What causes excessive sweating?
Sweating is our body’s natural way of regulating its temperature and cooling down. But for some people, sweating can be abnormally excessive, resulting in clammy hands and damp shirts no matter the weather or their level of activity.
Excessive sweating is a medical condition known as hyperhidrosis. It usually isn’t something to be too concerned about unless you’re experiencing secondary side effects. Most people suffering from this condition can go about their normal activities albeit with extra breathable clothes and strong antiperspirants on hand.
But excessive sweating can also indicate underlying health issues, and it can be difficult to know when you should be concerned. This is how you can tell if your sweating is a sign of a bigger problem, and what you can do to treat it.
Your sweating comes on suddenly
Sudden, unexpected sweating could be a sign of stress or anxiety. This type of sweat is caused by a surge of adrenaline as your body’s fight-or-flight response kicks in. It can also be the first sign of a heart attack, so if you suspect that you are seriously ill, you need to reach out for emergency help. However, sudden sweating isn’t always a reason to panic. It can also come on with certain situations such as warmer temperatures, spicy foods, exercise or stress, and doesn’t always indicate a more serious health concern.
Your sweating is accompanied by dizziness
Excessive sweating accompanied by feelings of lightheadedness may signal a drop in blood sugar levels or blood pressure. It’s important to check in with your doctor if you are concerned.
Your sweating is accompanied by insomnia, flushing, chest pain, seizures, fatigue, increased thirst and urination, or flu-like symptoms
Taking stock of your overall health can help determine if excessive sweating is part of a larger issue. Insomnia plus sweating, for example, can be a sign of hyperthyroidism, while sweating accompanied by flushing may signal carcinoid syndrome. If you are experiencing chest pain along with the sweating, it could indicate a serious heart condition; you should always seek medical help for any chest pain.
If you experience sweating and seizures, you may be overdosing on medication, while any signs of fatigue could indicate low blood pressure. Increased thirst and urination is associated with diabetes and blood glucose levels. Sweating accompanied by a fever may reflect a bacterial or viral infection.
Your sweating is accompanied by skin issues
When sweat stays on your skin, you might experience itching or irritation that eventually goes away once you wash your skin or change your clothes. But if you break out in a rash or hives, it could indicate a fungal skin infection or a skin condition such as cholinergic urticaria.

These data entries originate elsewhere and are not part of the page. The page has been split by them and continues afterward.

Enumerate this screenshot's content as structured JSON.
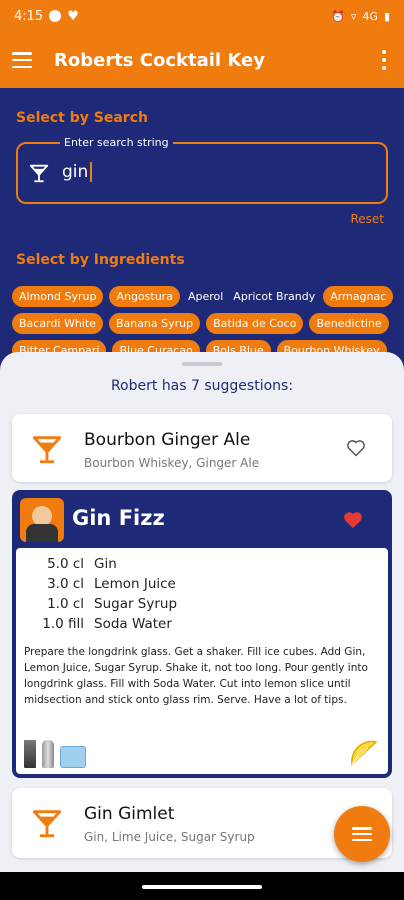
{
  "status": {
    "time": "4:15",
    "network": "4G"
  },
  "appbar": {
    "title": "Roberts Cocktail Key"
  },
  "search": {
    "section_label": "Select by Search",
    "field_label": "Enter search string",
    "value": "gin",
    "reset_label": "Reset"
  },
  "ingredients": {
    "section_label": "Select by Ingredients",
    "chips": [
      "Almond Syrup",
      "Angostura",
      "Aperol",
      "Apricot Brandy",
      "Armagnac",
      "Bacardi White",
      "Banana Syrup",
      "Batida de Coco",
      "Benedictine",
      "Bitter Campari",
      "Blue Curacao",
      "Bols Blue",
      "Bourbon Whiskey"
    ]
  },
  "suggestions": {
    "header": "Robert has 7 suggestions:",
    "items": [
      {
        "name": "Bourbon Ginger Ale",
        "ingredients": "Bourbon Whiskey, Ginger Ale",
        "favorite": false
      },
      {
        "name": "Gin Fizz",
        "favorite": true,
        "recipe": [
          {
            "amount": "5.0 cl",
            "ingredient": "Gin"
          },
          {
            "amount": "3.0 cl",
            "ingredient": "Lemon Juice"
          },
          {
            "amount": "1.0 cl",
            "ingredient": "Sugar Syrup"
          },
          {
            "amount": "1.0 fill",
            "ingredient": "Soda Water"
          }
        ],
        "instructions": "Prepare the longdrink glass. Get a shaker. Fill ice cubes. Add Gin, Lemon Juice, Sugar Syrup. Shake it, not too long. Pour gently into longdrink glass. Fill with Soda Water. Cut into lemon slice until midsection and stick onto glass rim. Serve. Have a lot of tips."
      },
      {
        "name": "Gin Gimlet",
        "ingredients": "Gin, Lime Juice, Sugar Syrup",
        "favorite": false
      }
    ]
  },
  "colors": {
    "accent": "#f07c10",
    "navy": "#1e2a78",
    "heart": "#e53935"
  }
}
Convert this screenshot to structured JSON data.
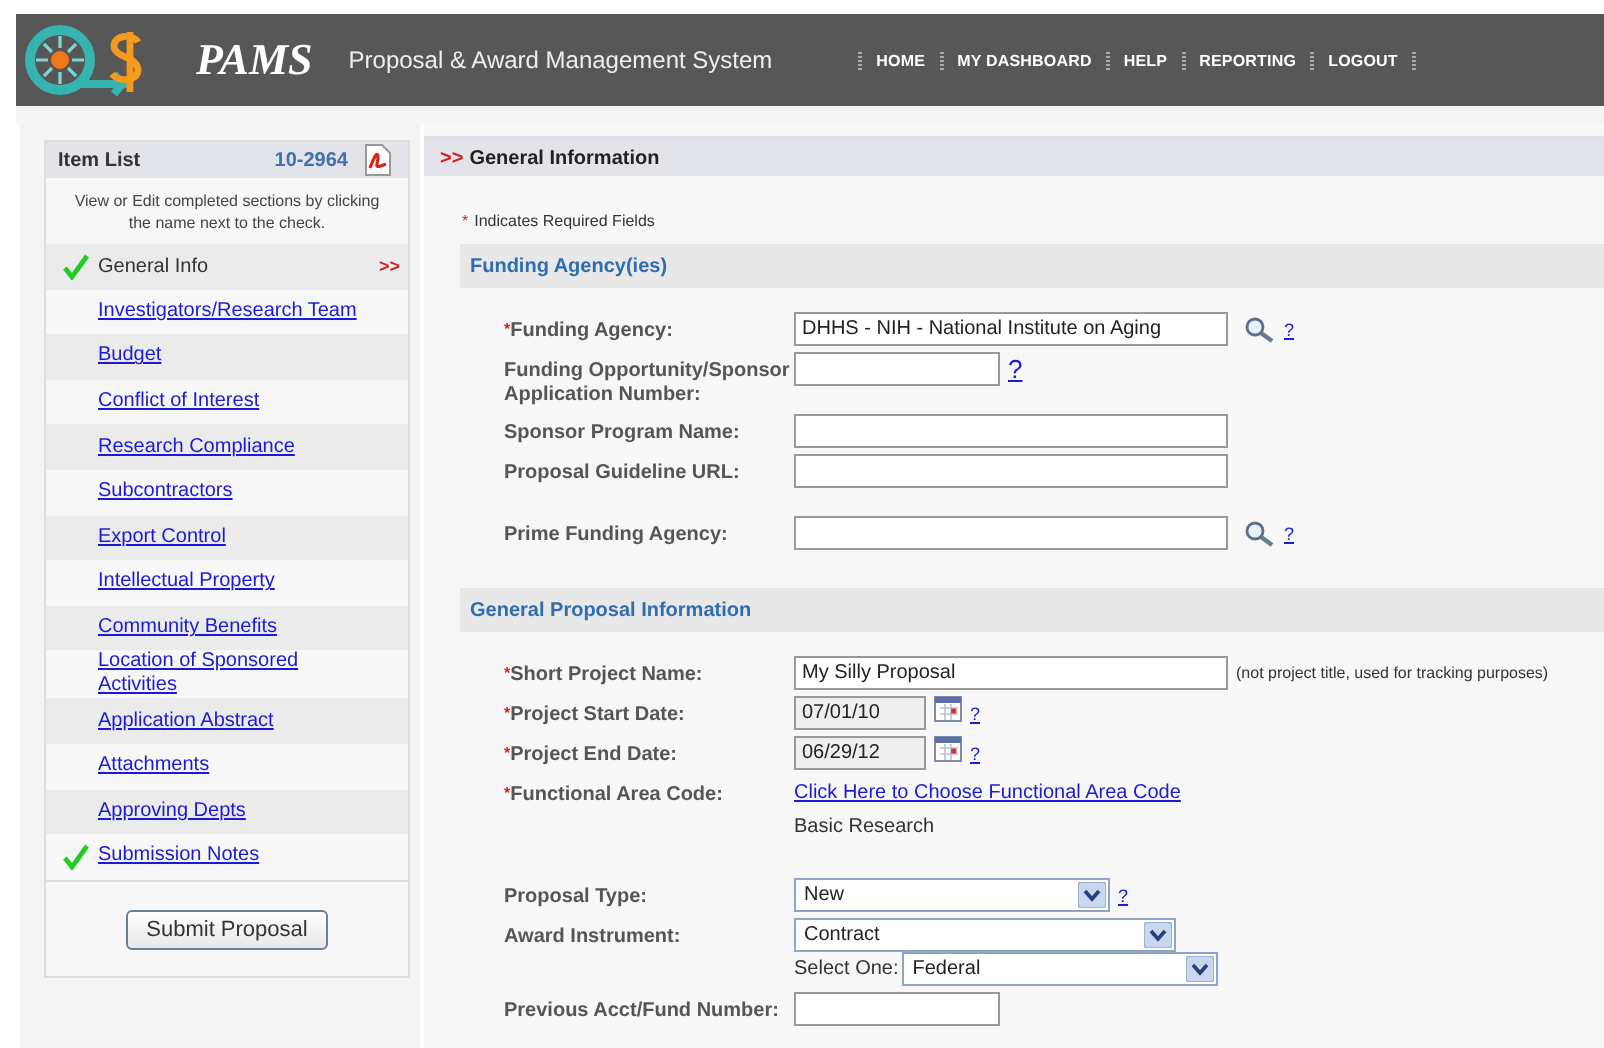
{
  "header": {
    "app_name": "PAMS",
    "subtitle": "Proposal & Award Management System",
    "nav": [
      "HOME",
      "MY DASHBOARD",
      "HELP",
      "REPORTING",
      "LOGOUT"
    ]
  },
  "sidebar": {
    "title": "Item List",
    "number": "10-2964",
    "hint": "View or Edit completed sections by clicking the name next to the check.",
    "current_marker": ">>",
    "items": [
      {
        "label": "General Info",
        "checked": true,
        "selected": true
      },
      {
        "label": "Investigators/Research Team",
        "checked": false,
        "selected": false
      },
      {
        "label": "Budget",
        "checked": false,
        "selected": false
      },
      {
        "label": "Conflict of Interest",
        "checked": false,
        "selected": false
      },
      {
        "label": "Research Compliance",
        "checked": false,
        "selected": false
      },
      {
        "label": "Subcontractors",
        "checked": false,
        "selected": false
      },
      {
        "label": "Export Control",
        "checked": false,
        "selected": false
      },
      {
        "label": "Intellectual Property",
        "checked": false,
        "selected": false
      },
      {
        "label": "Community Benefits",
        "checked": false,
        "selected": false
      },
      {
        "label": "Location of Sponsored Activities",
        "checked": false,
        "selected": false
      },
      {
        "label": "Application Abstract",
        "checked": false,
        "selected": false
      },
      {
        "label": "Attachments",
        "checked": false,
        "selected": false
      },
      {
        "label": "Approving Depts",
        "checked": false,
        "selected": false
      },
      {
        "label": "Submission Notes",
        "checked": true,
        "selected": false
      }
    ],
    "submit_button": "Submit Proposal"
  },
  "main": {
    "marker": ">>",
    "title": "General Information",
    "required_star": "*",
    "required_note": "Indicates Required Fields",
    "help_mark": "?",
    "sections": [
      {
        "title": "Funding Agency(ies)",
        "fields": [
          {
            "kind": "text",
            "label": "Funding Agency:",
            "required": true,
            "value": "DHHS - NIH - National Institute on Aging",
            "short": false,
            "lookup": true,
            "help": true
          },
          {
            "kind": "text",
            "label": "Funding Opportunity/Sponsor Application Number:",
            "required": false,
            "short": true,
            "lookup": false,
            "help": true
          },
          {
            "kind": "text",
            "label": "Sponsor Program Name:",
            "required": false,
            "short": false,
            "lookup": false,
            "help": false
          },
          {
            "kind": "text",
            "label": "Proposal Guideline URL:",
            "required": false,
            "short": false,
            "lookup": false,
            "help": false
          },
          {
            "kind": "text",
            "label": "Prime Funding Agency:",
            "required": false,
            "short": false,
            "lookup": true,
            "help": true
          }
        ]
      },
      {
        "title": "General Proposal Information",
        "fields": [
          {
            "kind": "text",
            "label": "Short Project Name:",
            "required": true,
            "value": "My Silly Proposal",
            "short": false,
            "lookup": false,
            "help": false,
            "note": "(not project title, used for tracking purposes)"
          },
          {
            "kind": "date",
            "label": "Project Start Date:",
            "required": true,
            "value": "07/01/10",
            "help": true
          },
          {
            "kind": "date",
            "label": "Project End Date:",
            "required": true,
            "value": "06/29/12",
            "help": true
          },
          {
            "kind": "link",
            "label": "Functional Area Code:",
            "required": true,
            "link": "Click Here to Choose Functional Area Code",
            "value": "Basic Research"
          },
          {
            "kind": "select",
            "label": "Proposal Type:",
            "required": false,
            "value": "New",
            "wide": false,
            "help": true
          },
          {
            "kind": "select",
            "label": "Award Instrument:",
            "required": false,
            "value": "Contract",
            "wide": true,
            "help": false,
            "sub_label": "Select One:",
            "sub_value": "Federal"
          },
          {
            "kind": "text",
            "label": "Previous Acct/Fund Number:",
            "required": false,
            "short": true,
            "lookup": false,
            "help": false
          }
        ]
      }
    ]
  }
}
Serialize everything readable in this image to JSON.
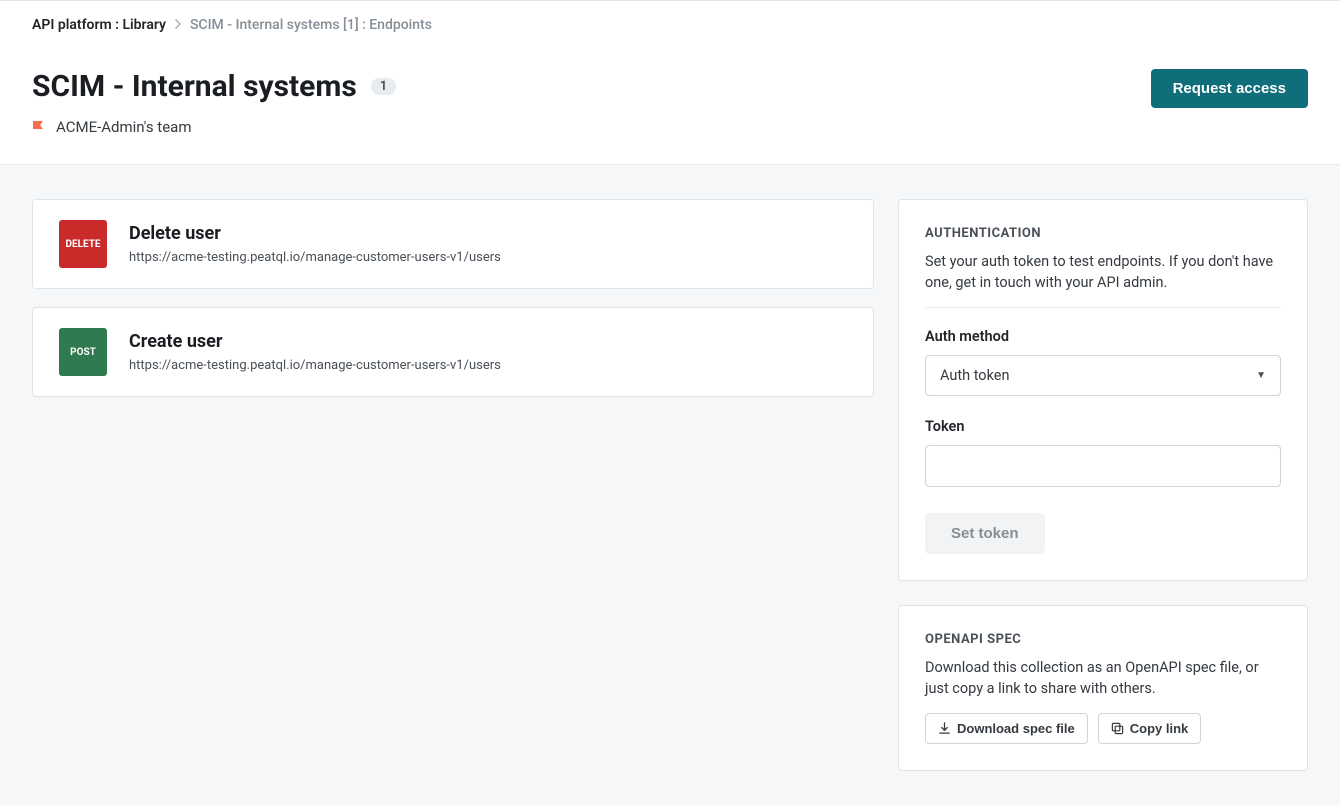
{
  "breadcrumb": {
    "root": "API platform : Library",
    "current": "SCIM - Internal systems [1] : Endpoints"
  },
  "header": {
    "title": "SCIM - Internal systems",
    "count": "1",
    "team": "ACME-Admin's team",
    "request_access": "Request access"
  },
  "endpoints": [
    {
      "method": "DELETE",
      "method_class": "method-delete",
      "title": "Delete user",
      "url": "https://acme-testing.peatql.io/manage-customer-users-v1/users"
    },
    {
      "method": "POST",
      "method_class": "method-post",
      "title": "Create user",
      "url": "https://acme-testing.peatql.io/manage-customer-users-v1/users"
    }
  ],
  "auth": {
    "heading": "AUTHENTICATION",
    "desc": "Set your auth token to test endpoints. If you don't have one, get in touch with your API admin.",
    "method_label": "Auth method",
    "method_value": "Auth token",
    "token_label": "Token",
    "set_token": "Set token"
  },
  "spec": {
    "heading": "OPENAPI SPEC",
    "desc": "Download this collection as an OpenAPI spec file, or just copy a link to share with others.",
    "download": "Download spec file",
    "copy": "Copy link"
  }
}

You have started or changed medication
Sweating can actually be a side effect to several medications, including:
- Stimulants like amphetamines and caffeine
- Some diabetic medications like sulfonylureas
- Pain medications including opioids
- Various psychiatric medications
- Hormonal medications like birth control pills
- Thyroid medications
- Oral steroids
You're having panic attacks
Lots of people sweat in stressful situations, but if your sweating is accompanied by feelings of intense panic or anxiety, check in with a doctor or therapist who can help diagnose any underlying mental health concerns. This is especially important if you are feeling withdrawn, anxious or isolated in social situations because of your excessive sweating.
Did you know? People who experience primary hyperhidrosis, or excessive sweating without a cause, have higher rates of anxiety, depression, and attention deficit disorder than the general population.
Sudden weight loss
If you’re rapidly losing weight and sweating excessively, you may have hyperthyroidism or an infection. See your doctor if you have lost weight without trying.
Sweating all over your body
Primary hyperhidrosis refers to excessive sweating that is in specific places like the armpits, face or palms. Secondary hyperhidrosis is all-over body sweating caused by or associated with another disorder. If you’re unsure if your sweating is normal, speak with your doctor.
Sweating only at night
Night sweats unrelated to temperature can be a symptom of tuberculosis, the flu, or even certain types of cancer such as lymphoma. They can also result from hormonal changes like menopause, or from substance abuse and withdrawal.
Sweating only on one side of the body
Uneven sweating on just one side of your body might indicate a nervous system disorder.
Sweating for no apparent reason
If you and your doctor have ruled out all potential underlying medical conditions and other causes, you might simply have overactive sweat glands. This isn’t necessarily a sign of a bigger problem, and there are a variety of treatment options available to help.
If you suffer with excessive sweating, our Aesthetic Doctors can help determine the medical cause of your concerns and offer safe and effective treatments to eliminate excessive sweating and restore your confidence. Book your consultation on 6240 4820 or online to learn more.